  • Tincture of Racist Jibes.
  • Operation Enduring Freedom.
  • A series of eMails re: Teething Problems at Our Melbourne Data Centre.
  • Sheer Luxury in a Sports Car.
  • A well worn Statuette of Captain Scarlet.
  • 5 Japanese Girls Dancing in Strict Formation, the Camera Pans Slowly.
  • A Cure for Ebola.
  • oliverreed
  • Micrometeorologists and Decidefibrillators.
  • Singapore Sling.
  • Innards.
  • Episodes of Candid Camera, missing half the 4th Season.
  • The Four Seasons.
  • A Betamax Cassette Entitled ‘Viva Sonyland’.
  • Valium. More Valium.
  • A Pair of Dashing Red Pantaloons, Alas Too Small
  • A Near Miss, partly used.
  • Rubber Baby Buggy Bumpers.
  • Hector, the greatest fighter for Troy in the Trojan War.
  • My Deepest Regrets for You, and Your Family.
  • Insipid Scissors.
  • Busty Ginger!

Musicians lie about their inspiration.

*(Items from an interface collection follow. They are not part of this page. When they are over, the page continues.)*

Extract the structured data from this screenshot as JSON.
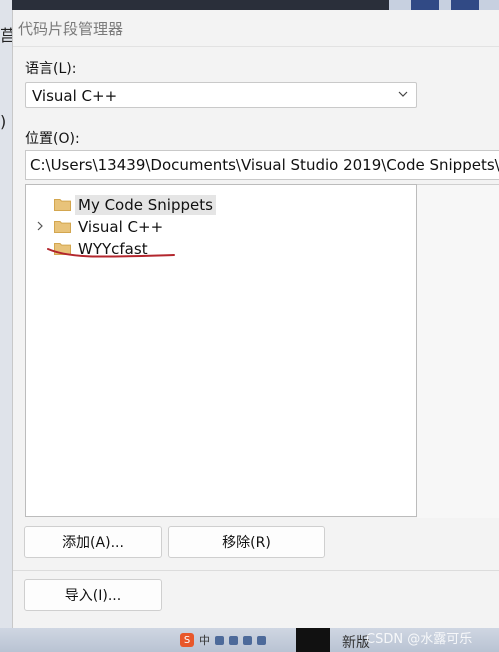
{
  "background": {
    "left_fragment": "莒",
    "left_fragment2": ")"
  },
  "dialog": {
    "title": "代码片段管理器",
    "language_label": "语言(L):",
    "language_value": "Visual C++",
    "location_label": "位置(O):",
    "location_value": "C:\\Users\\13439\\Documents\\Visual Studio 2019\\Code Snippets\\Vi",
    "tree": [
      {
        "name": "My Code Snippets",
        "selected": true,
        "expandable": false
      },
      {
        "name": "Visual C++",
        "selected": false,
        "expandable": true
      },
      {
        "name": "WYYcfast",
        "selected": false,
        "expandable": false
      }
    ],
    "add_button": "添加(A)...",
    "remove_button": "移除(R)",
    "import_button": "导入(I)..."
  },
  "taskbar": {
    "ime_mode": "中",
    "new_label": "新版"
  },
  "watermark": "CSDN @水露可乐",
  "colors": {
    "folder": "#e8c37a",
    "annotation": "#b3262d"
  }
}
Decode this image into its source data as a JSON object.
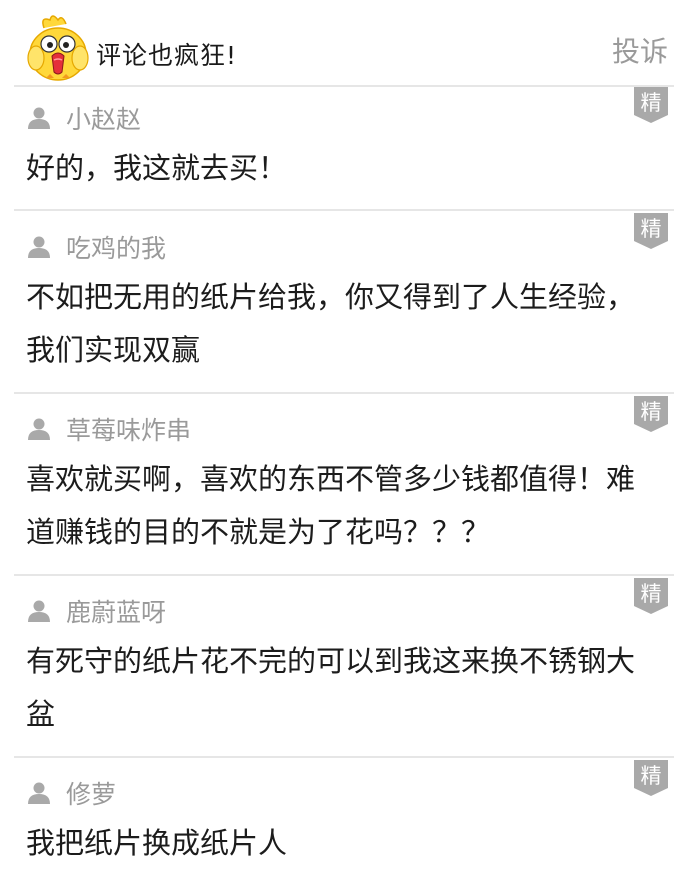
{
  "header": {
    "title": "评论也疯狂!",
    "report_label": "投诉",
    "mascot_icon": "chick-mascot-icon"
  },
  "badge_label": "精",
  "colors": {
    "author": "#9a9a9a",
    "badge": "#a9a9a9",
    "divider": "#e6e6e6",
    "text": "#1c1c1c"
  },
  "comments": [
    {
      "author": "小赵赵",
      "text": "好的，我这就去买！"
    },
    {
      "author": "吃鸡的我",
      "text": "不如把无用的纸片给我，你又得到了人生经验，我们实现双赢"
    },
    {
      "author": "草莓味炸串",
      "text": "喜欢就买啊，喜欢的东西不管多少钱都值得！难道赚钱的目的不就是为了花吗？？？"
    },
    {
      "author": "鹿蔚蓝呀",
      "text": "有死守的纸片花不完的可以到我这来换不锈钢大盆"
    },
    {
      "author": "修萝",
      "text": "我把纸片换成纸片人"
    }
  ]
}
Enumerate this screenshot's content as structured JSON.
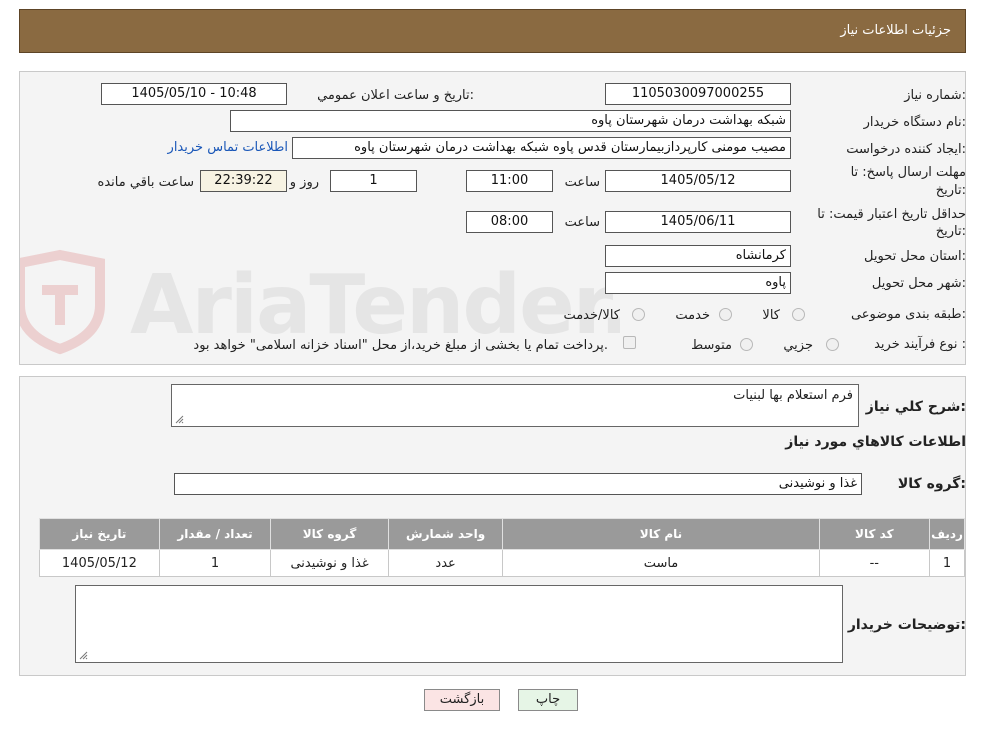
{
  "header": {
    "title": "جزئيات اطلاعات نياز"
  },
  "form": {
    "need_number_label": "شماره نياز:",
    "need_number": "1105030097000255",
    "announce_label": "تاريخ و ساعت اعلان عمومي:",
    "announce_value": "1405/05/10 - 10:48",
    "buyer_label": "نام دستگاه خريدار:",
    "buyer_value": "شبکه بهداشت درمان شهرستان پاوه",
    "creator_label": "ايجاد کننده درخواست:",
    "creator_value": "مصیب مومنی کارپردازبیمارستان قدس پاوه شبکه بهداشت درمان شهرستان پاوه",
    "contact_link": "اطلاعات تماس خريدار",
    "deadline_label_1": "مهلت ارسال پاسخ: تا",
    "deadline_label_2": "تاريخ:",
    "deadline_date": "1405/05/12",
    "time_label": "ساعت",
    "deadline_time": "11:00",
    "days_value": "1",
    "days_label": "روز و",
    "remaining_value": "22:39:22",
    "remaining_label": "ساعت باقي مانده",
    "validity_label_1": "حداقل تاريخ اعتبار قيمت: تا",
    "validity_label_2": "تاريخ:",
    "validity_date": "1405/06/11",
    "validity_time": "08:00",
    "province_label": "استان محل تحويل:",
    "province_value": "کرمانشاه",
    "city_label": "شهر محل تحويل:",
    "city_value": "پاوه",
    "category_label": "طبقه بندی موضوعی:",
    "category_options": [
      "کالا",
      "خدمت",
      "کالا/خدمت"
    ],
    "process_label": "نوع فرآيند خريد :",
    "process_options": [
      "جزيي",
      "متوسط"
    ],
    "payment_note": "پرداخت تمام يا بخشی از مبلغ خريد،از محل \"اسناد خزانه اسلامی\" خواهد بود."
  },
  "details": {
    "summary_label": "شرح کلي نياز:",
    "summary_value": "فرم استعلام بها لبنیات",
    "items_title": "اطلاعات کالاهاي مورد نياز",
    "group_label": "گروه کالا:",
    "group_value": "غذا و نوشیدنی",
    "table": {
      "headers": [
        "رديف",
        "کد کالا",
        "نام کالا",
        "واحد شمارش",
        "گروه کالا",
        "تعداد / مقدار",
        "تاريخ نياز"
      ],
      "rows": [
        [
          "1",
          "--",
          "ماست",
          "عدد",
          "غذا و نوشیدنی",
          "1",
          "1405/05/12"
        ]
      ]
    },
    "buyer_notes_label": "توضيحات خريدار:"
  },
  "buttons": {
    "print": "چاپ",
    "back": "بازگشت"
  },
  "watermark": {
    "text": "AriaTender.neT"
  },
  "colors": {
    "header_bg": "#8a6a41",
    "link": "#1a57b8",
    "back_btn": "#fbe4e4",
    "print_btn": "#e6f5e6"
  }
}
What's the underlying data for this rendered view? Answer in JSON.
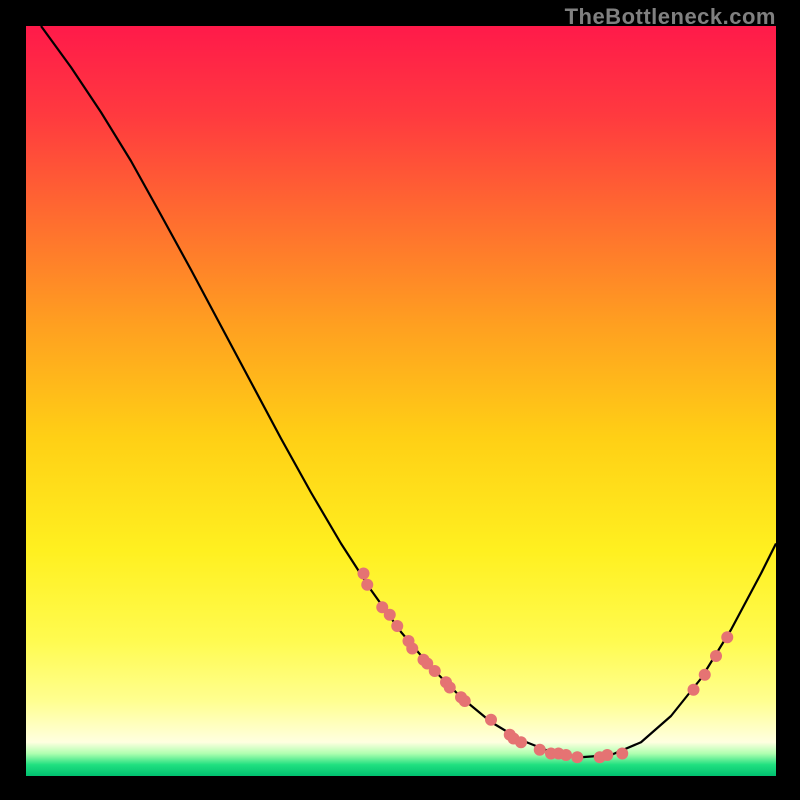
{
  "watermark": "TheBottleneck.com",
  "chart_data": {
    "type": "line",
    "title": "",
    "xlabel": "",
    "ylabel": "",
    "xlim": [
      0,
      100
    ],
    "ylim": [
      0,
      100
    ],
    "background_gradient": {
      "stops": [
        {
          "offset": 0.0,
          "color": "#ff1a4a"
        },
        {
          "offset": 0.12,
          "color": "#ff3a3f"
        },
        {
          "offset": 0.25,
          "color": "#ff6a30"
        },
        {
          "offset": 0.4,
          "color": "#ffa020"
        },
        {
          "offset": 0.55,
          "color": "#ffd015"
        },
        {
          "offset": 0.7,
          "color": "#fff020"
        },
        {
          "offset": 0.82,
          "color": "#fffb50"
        },
        {
          "offset": 0.9,
          "color": "#ffff90"
        },
        {
          "offset": 0.955,
          "color": "#ffffe0"
        },
        {
          "offset": 0.97,
          "color": "#b0ffb0"
        },
        {
          "offset": 0.985,
          "color": "#20e080"
        },
        {
          "offset": 1.0,
          "color": "#00c070"
        }
      ]
    },
    "curve": [
      {
        "x": 2.0,
        "y": 100.0
      },
      {
        "x": 6.0,
        "y": 94.5
      },
      {
        "x": 10.0,
        "y": 88.5
      },
      {
        "x": 14.0,
        "y": 82.0
      },
      {
        "x": 18.0,
        "y": 74.8
      },
      {
        "x": 22.0,
        "y": 67.5
      },
      {
        "x": 26.0,
        "y": 60.0
      },
      {
        "x": 30.0,
        "y": 52.5
      },
      {
        "x": 34.0,
        "y": 45.0
      },
      {
        "x": 38.0,
        "y": 37.8
      },
      {
        "x": 42.0,
        "y": 31.0
      },
      {
        "x": 46.0,
        "y": 24.8
      },
      {
        "x": 50.0,
        "y": 19.2
      },
      {
        "x": 54.0,
        "y": 14.5
      },
      {
        "x": 58.0,
        "y": 10.5
      },
      {
        "x": 62.0,
        "y": 7.2
      },
      {
        "x": 66.0,
        "y": 4.8
      },
      {
        "x": 70.0,
        "y": 3.2
      },
      {
        "x": 74.0,
        "y": 2.5
      },
      {
        "x": 78.0,
        "y": 2.8
      },
      {
        "x": 82.0,
        "y": 4.5
      },
      {
        "x": 86.0,
        "y": 8.0
      },
      {
        "x": 90.0,
        "y": 13.0
      },
      {
        "x": 94.0,
        "y": 19.5
      },
      {
        "x": 98.0,
        "y": 27.0
      },
      {
        "x": 100.0,
        "y": 31.0
      }
    ],
    "points": [
      {
        "x": 45.0,
        "y": 27.0
      },
      {
        "x": 45.5,
        "y": 25.5
      },
      {
        "x": 47.5,
        "y": 22.5
      },
      {
        "x": 48.5,
        "y": 21.5
      },
      {
        "x": 49.5,
        "y": 20.0
      },
      {
        "x": 51.0,
        "y": 18.0
      },
      {
        "x": 51.5,
        "y": 17.0
      },
      {
        "x": 53.0,
        "y": 15.5
      },
      {
        "x": 53.5,
        "y": 15.0
      },
      {
        "x": 54.5,
        "y": 14.0
      },
      {
        "x": 56.0,
        "y": 12.5
      },
      {
        "x": 56.5,
        "y": 11.8
      },
      {
        "x": 58.0,
        "y": 10.5
      },
      {
        "x": 58.5,
        "y": 10.0
      },
      {
        "x": 62.0,
        "y": 7.5
      },
      {
        "x": 64.5,
        "y": 5.5
      },
      {
        "x": 65.0,
        "y": 5.0
      },
      {
        "x": 66.0,
        "y": 4.5
      },
      {
        "x": 68.5,
        "y": 3.5
      },
      {
        "x": 70.0,
        "y": 3.0
      },
      {
        "x": 71.0,
        "y": 3.0
      },
      {
        "x": 72.0,
        "y": 2.8
      },
      {
        "x": 73.5,
        "y": 2.5
      },
      {
        "x": 76.5,
        "y": 2.5
      },
      {
        "x": 77.5,
        "y": 2.8
      },
      {
        "x": 79.5,
        "y": 3.0
      },
      {
        "x": 89.0,
        "y": 11.5
      },
      {
        "x": 90.5,
        "y": 13.5
      },
      {
        "x": 92.0,
        "y": 16.0
      },
      {
        "x": 93.5,
        "y": 18.5
      }
    ],
    "point_color": "#e57373",
    "curve_color": "#000000",
    "curve_width": 2.2,
    "point_radius": 6
  }
}
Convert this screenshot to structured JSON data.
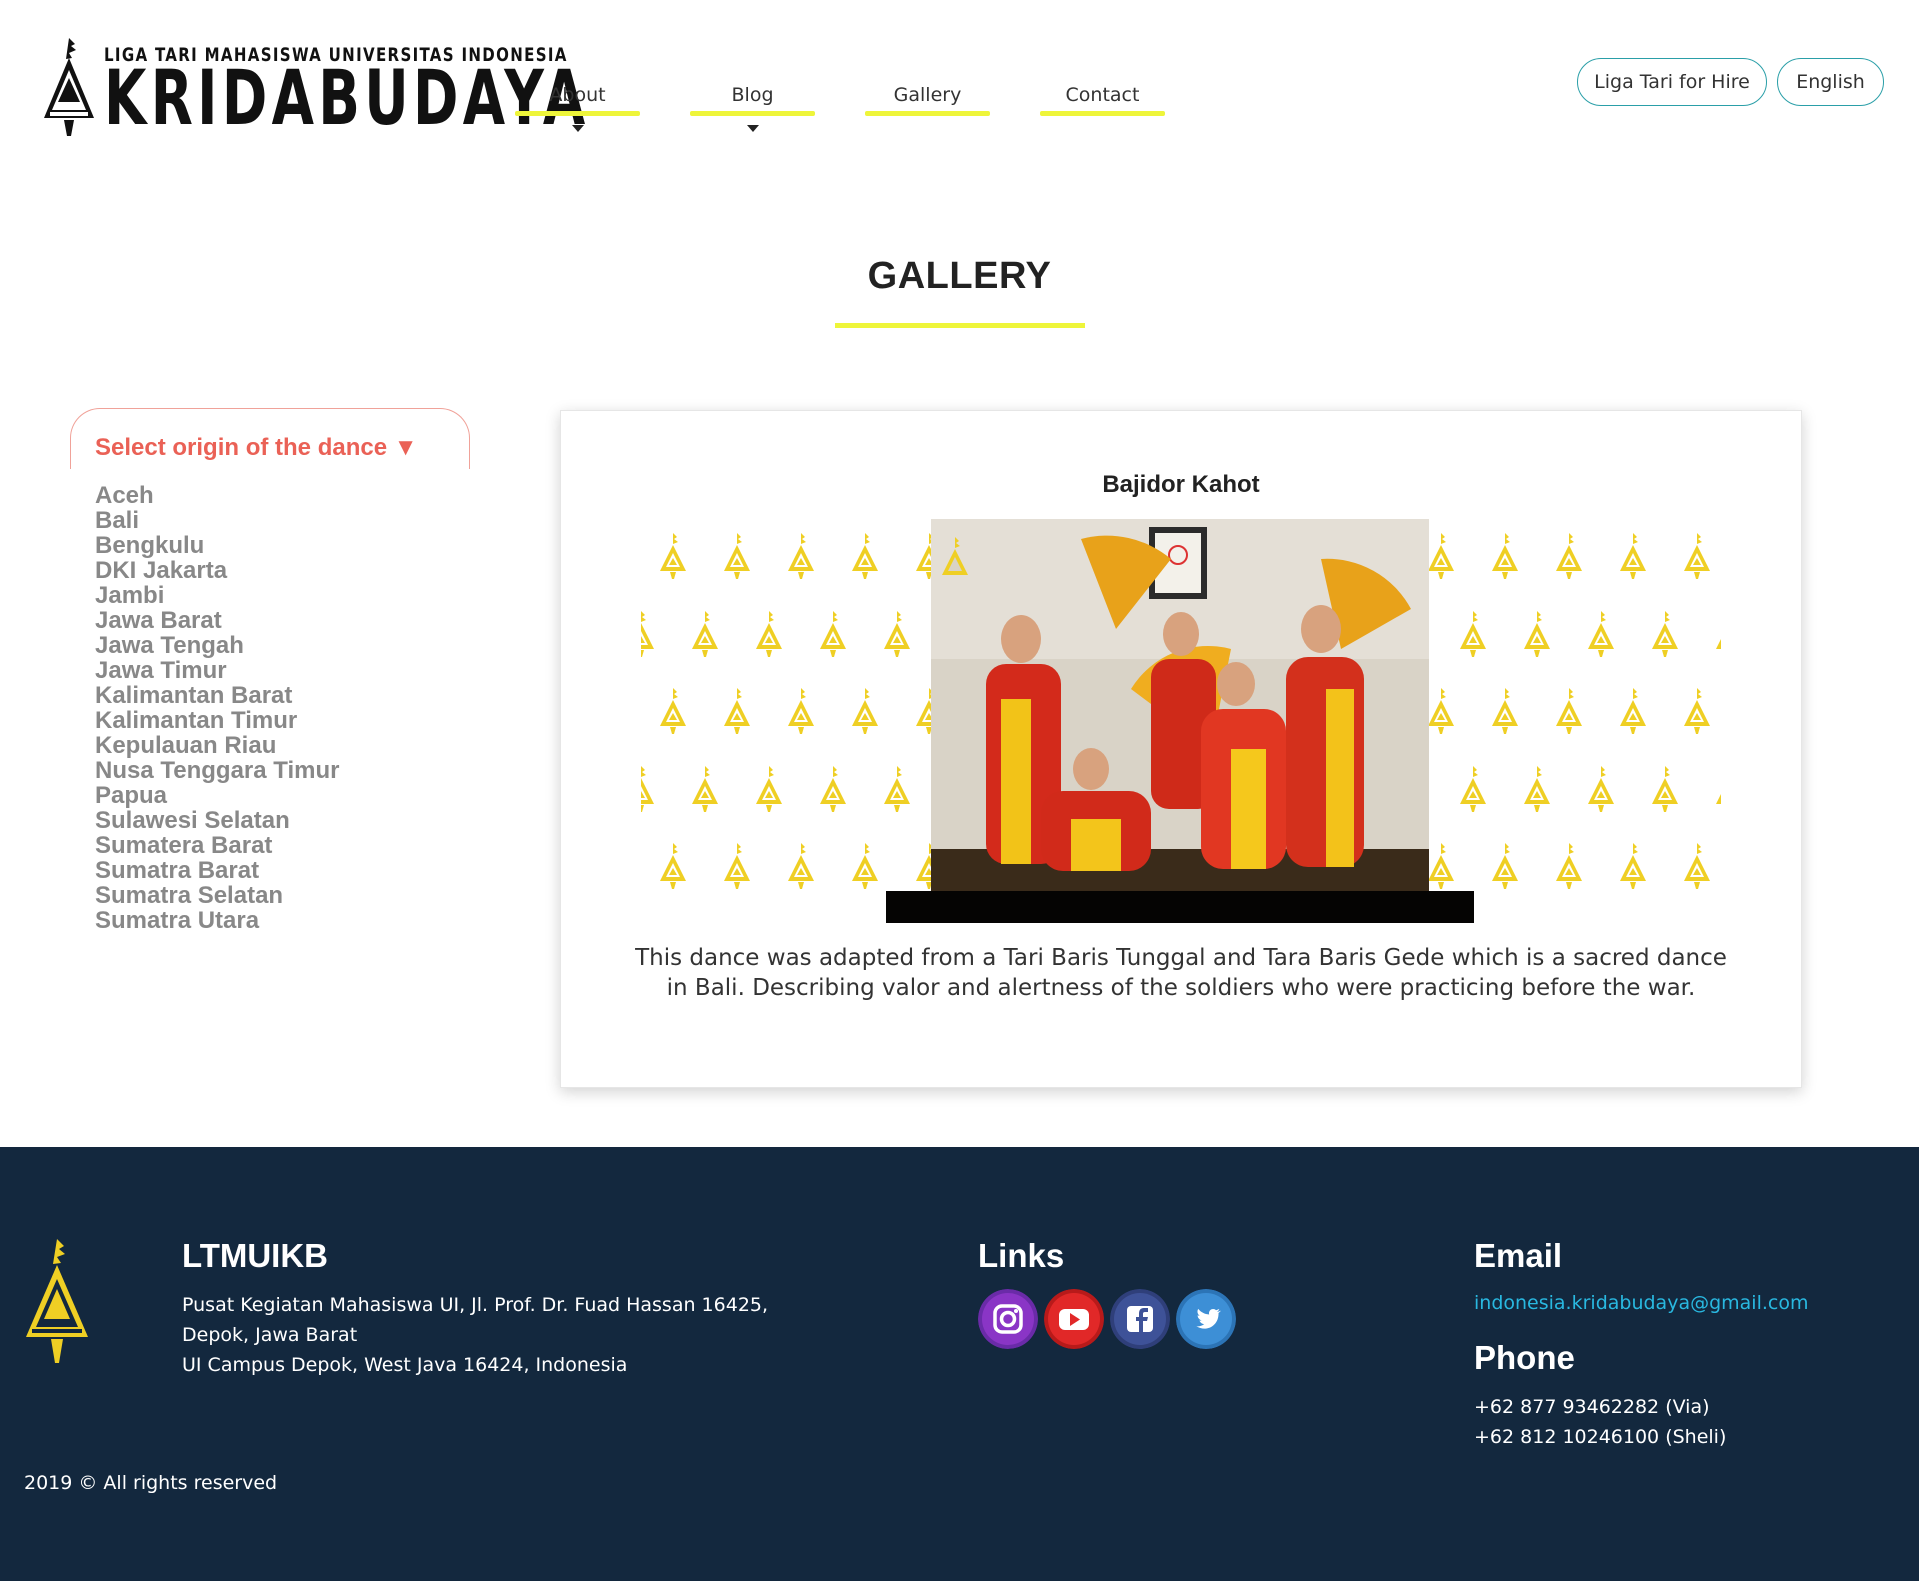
{
  "header": {
    "logo_small": "LIGA TARI MAHASISWA UNIVERSITAS INDONESIA",
    "logo_big": "KRIDABUDAYA",
    "nav": [
      {
        "label": "About",
        "has_dropdown": true
      },
      {
        "label": "Blog",
        "has_dropdown": true
      },
      {
        "label": "Gallery",
        "has_dropdown": false
      },
      {
        "label": "Contact",
        "has_dropdown": false
      }
    ],
    "hire_label": "Liga Tari for Hire",
    "language_label": "English"
  },
  "page_title": "GALLERY",
  "sidebar": {
    "select_label": "Select origin of the dance ▼",
    "regions": [
      "Aceh",
      "Bali",
      "Bengkulu",
      "DKI Jakarta",
      "Jambi",
      "Jawa Barat",
      "Jawa Tengah",
      "Jawa Timur",
      "Kalimantan Barat",
      "Kalimantan Timur",
      "Kepulauan Riau",
      "Nusa Tenggara Timur",
      "Papua",
      "Sulawesi Selatan",
      "Sumatera Barat",
      "Sumatra Barat",
      "Sumatra Selatan",
      "Sumatra Utara"
    ]
  },
  "card": {
    "title": "Bajidor Kahot",
    "description": "This dance was adapted from a Tari Baris Tunggal and Tara Baris Gede which is a sacred dance in Bali. Describing valor and alertness of the soldiers who were practicing before the war."
  },
  "footer": {
    "org_name": "LTMUIKB",
    "address": [
      "Pusat Kegiatan Mahasiswa UI, Jl. Prof. Dr. Fuad Hassan 16425,",
      "Depok, Jawa Barat",
      "UI Campus Depok, West Java 16424, Indonesia"
    ],
    "links_heading": "Links",
    "socials": [
      "instagram-icon",
      "youtube-icon",
      "facebook-icon",
      "twitter-icon"
    ],
    "email_heading": "Email",
    "email": "indonesia.kridabudaya@gmail.com",
    "phone_heading": "Phone",
    "phones": [
      "+62 877 93462282 (Via)",
      "+62 812 10246100 (Sheli)"
    ],
    "copyright": "2019 © All rights reserved"
  },
  "colors": {
    "accent_yellow": "#eef53a",
    "select_red": "#ea6156",
    "footer_bg": "#13283e",
    "link_blue": "#29b8e0",
    "pill_border": "#2a9fa8"
  }
}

Musician interviews inevitably arrive at naming one’s inspiration. The formula involves picking your own genre, then rewinding to decide whoever was the coolest shit in that genre when you were in your mid teens and is still cool. Kraftwerk is a great one. Everyone knows Kraftwerk, it’s the cheddar cheese of influences. (I’d more likely mention Telex as that would earn a raised eyebrow from the interrogator, at the same time as being actually more cool in a daggy way).

Recently the game has levelled up. You have to name someone that requires the interviewer to fake recognition, and dive online when writing up the interview to know just who the hell ‘The Lost Jockey’ might have been, and is this a trap for the unwary? Like when I mentioned ‘Blorp Essette’, the title of a cassette by the Los Angeles Free Music Association, which mysteriously became one of the interviewer’s favourite bands.

But really, inspiration comes like a thief in the night. No one ever admits the real moment, so let me take the risk.

I was lying in bed last night listening to a storm trying to tear the roof off my house. I sleep just under that roof and so the noise is quite an experience. I’ve become intensely phobic about this happening, and to distract myself I tried to think of the moment I was first drawn to make music. Happily the storm lasted for hours so I had plenty of time to sift through the decades and land on just the right spot.

Sure, there were years with tape recorders, the old man’s Jazz 78s, sound effect records, but let’s focus on music.

It’s 1972. I am ten years old. My brother and I are off to see some disaster porn at the pictures, and it was about the time that they were starting to put some speakers in the cinemas that could actually woof, I mean woof louder than what you had at home. Make shit rumble.


Irwin Allen’s The Poseidon Adventure. HELL UPSIDE DOWN the poster promised and who wouldn’t want to see that?

Just like today you had to have a theme song. It was a rather drab number called There’s Got To Be A Morning After which got played before the film, in the film, after the film and all over the god damn radio once it won the Academy Award for Best Song. Never mind that. What mattered was hearing some big old woofers in a big bloody theatre pumping out some tube amp sub frequencies as part of well formed melodic structure. It’s a slow song, so what I was hearing was: DROOOOOOOOONE DRONE DRONE DROOOOOOOOOONE etc. with a person singing sweetly over top. It was quite an experience, and then you got to see Ernest Borg Nine clambering up a ship funnel.


Happy New Year! Time to die!

Now I didn’t then rush out and immediately start making avant garde. I went to see the Towering Inferno instead, not nearly as good. But when Autobahn came on the AM radio in 1974, it only reinforced that I like that Kind of Thing, and that I wanted to make that thing.

So from now on I am going to say that my inspiration is Al Kasha and Joel Hirchshhorn. They’re pretty underground, so you probably haven’t heard of them.